§ **Dataset records**:
☆ ☆ ☆

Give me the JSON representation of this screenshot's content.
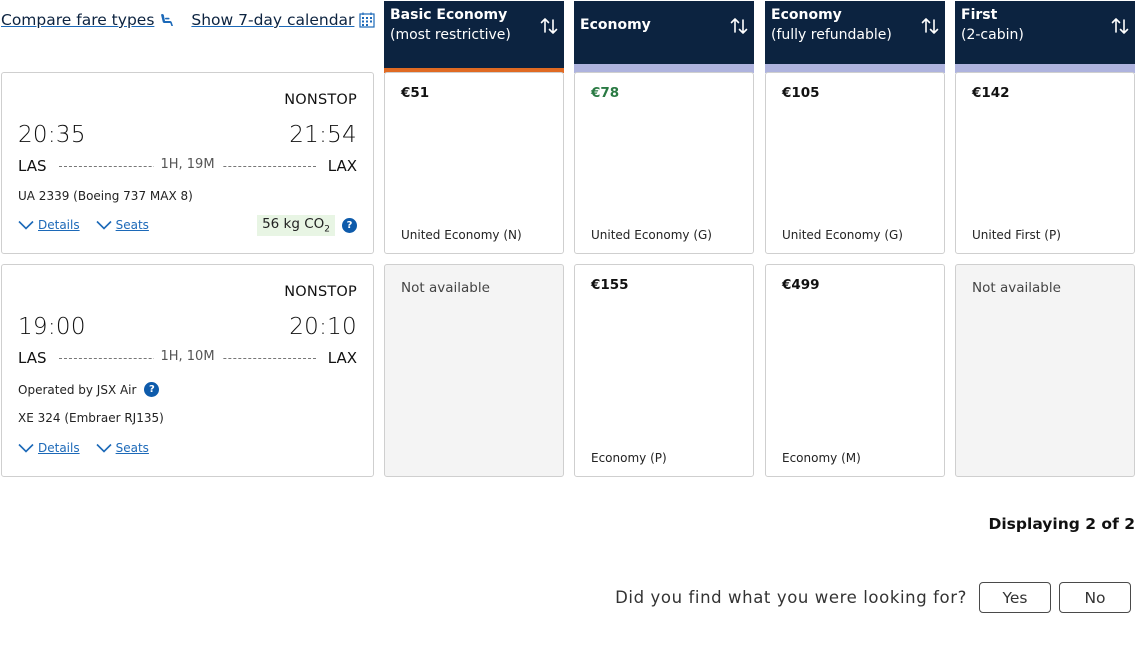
{
  "top_links": {
    "compare_label": "Compare fare types",
    "compare_icon": "seat-icon",
    "calendar_label": "Show 7-day calendar",
    "calendar_icon": "calendar-icon"
  },
  "fare_columns": [
    {
      "title": "Basic Economy",
      "subtitle": "(most restrictive)",
      "accent": "#e06a23",
      "sort_icon": "sort-icon"
    },
    {
      "title": "Economy",
      "subtitle": "",
      "accent": "#aeb3de",
      "sort_icon": "sort-icon"
    },
    {
      "title": "Economy",
      "subtitle": "(fully refundable)",
      "accent": "#aeb3de",
      "sort_icon": "sort-icon"
    },
    {
      "title": "First",
      "subtitle": "(2-cabin)",
      "accent": "#aeb3de",
      "sort_icon": "sort-icon"
    }
  ],
  "flights": [
    {
      "stops": "NONSTOP",
      "depart_time": "20:35",
      "arrive_time": "21:54",
      "origin": "LAS",
      "destination": "LAX",
      "duration": "1H, 19M",
      "flight_number": "UA 2339 (Boeing 737 MAX 8)",
      "details_label": "Details",
      "seats_label": "Seats",
      "co2_value": "56 kg CO",
      "co2_sub": "2",
      "help_icon": "?",
      "fares": [
        {
          "price": "€51",
          "cabin": "United Economy (N)"
        },
        {
          "price": "€78",
          "cabin": "United Economy (G)"
        },
        {
          "price": "€105",
          "cabin": "United Economy (G)"
        },
        {
          "price": "€142",
          "cabin": "United First (P)"
        }
      ]
    },
    {
      "stops": "NONSTOP",
      "depart_time": "19:00",
      "arrive_time": "20:10",
      "origin": "LAS",
      "destination": "LAX",
      "duration": "1H, 10M",
      "operated_by": "Operated by JSX Air",
      "flight_number": "XE 324 (Embraer RJ135)",
      "details_label": "Details",
      "seats_label": "Seats",
      "help_icon": "?",
      "fares": [
        {
          "not_available": "Not available"
        },
        {
          "price": "€155",
          "cabin": "Economy (P)"
        },
        {
          "price": "€499",
          "cabin": "Economy (M)"
        },
        {
          "not_available": "Not available"
        }
      ]
    }
  ],
  "colors": {
    "header_navy": "#0c2340",
    "link_blue": "#1c69b8",
    "price_green": "#2a7a43",
    "co2_bg": "#e8f5e4"
  },
  "results": {
    "displaying": "Displaying 2 of 2"
  },
  "feedback": {
    "question": "Did you find what you were looking for?",
    "yes": "Yes",
    "no": "No"
  }
}
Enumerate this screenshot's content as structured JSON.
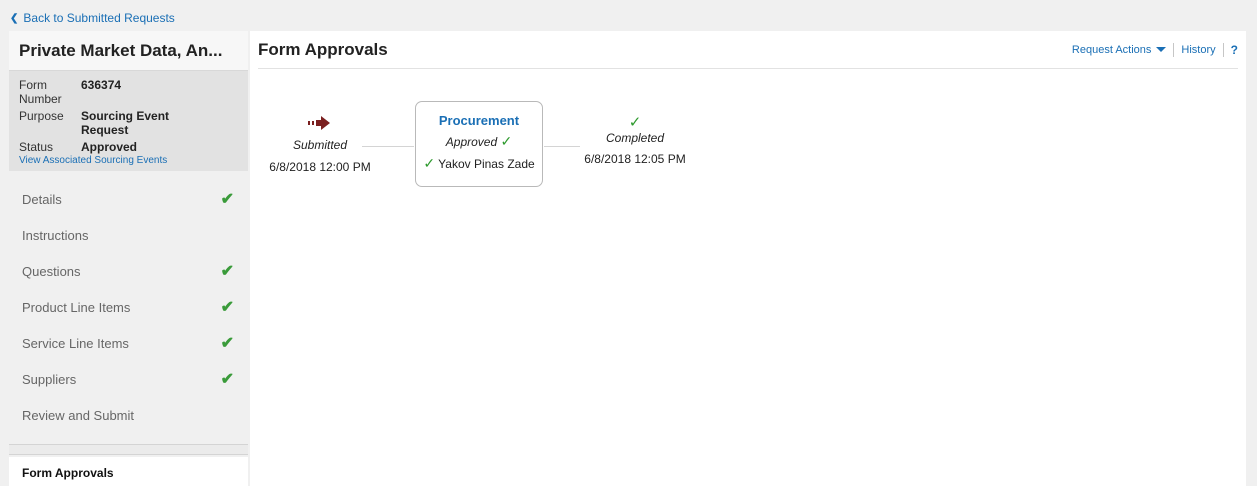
{
  "nav_back": {
    "label": "Back to Submitted Requests"
  },
  "sidebar": {
    "title": "Private Market Data, An...",
    "info": {
      "form_number_label": "Form Number",
      "form_number": "636374",
      "purpose_label": "Purpose",
      "purpose": "Sourcing Event Request",
      "status_label": "Status",
      "status": "Approved",
      "associated_link": "View Associated Sourcing Events"
    },
    "items": [
      {
        "label": "Details",
        "complete": true
      },
      {
        "label": "Instructions",
        "complete": false
      },
      {
        "label": "Questions",
        "complete": true
      },
      {
        "label": "Product Line Items",
        "complete": true
      },
      {
        "label": "Service Line Items",
        "complete": true
      },
      {
        "label": "Suppliers",
        "complete": true
      },
      {
        "label": "Review and Submit",
        "complete": false
      }
    ],
    "active_item": "Form Approvals"
  },
  "main": {
    "title": "Form Approvals",
    "actions": {
      "request_actions": "Request Actions",
      "history": "History",
      "help": "?"
    },
    "flow": {
      "submitted": {
        "stage": "Submitted",
        "time": "6/8/2018 12:00 PM"
      },
      "procurement": {
        "title": "Procurement",
        "status": "Approved",
        "approver": "Yakov Pinas Zade"
      },
      "completed": {
        "stage": "Completed",
        "time": "6/8/2018 12:05 PM"
      }
    }
  },
  "colors": {
    "link": "#1a6fb5",
    "check": "#3a9b3a",
    "arrow": "#7a1f1f"
  }
}
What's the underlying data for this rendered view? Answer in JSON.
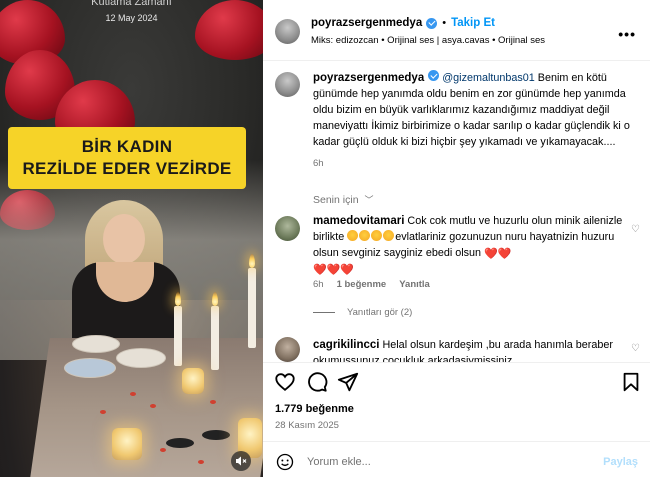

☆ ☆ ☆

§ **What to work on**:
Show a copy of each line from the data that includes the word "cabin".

§ **Written solution**:
      "subtitle": "(2-cabin)",
          "cabin": "United Economy (N)"
          "cabin": "United Economy (G)"
          "cabin": "United Economy (G)"
          "cabin": "United First (P)"
          "cabin": "Economy (P)"
          "cabin": "Economy (M)"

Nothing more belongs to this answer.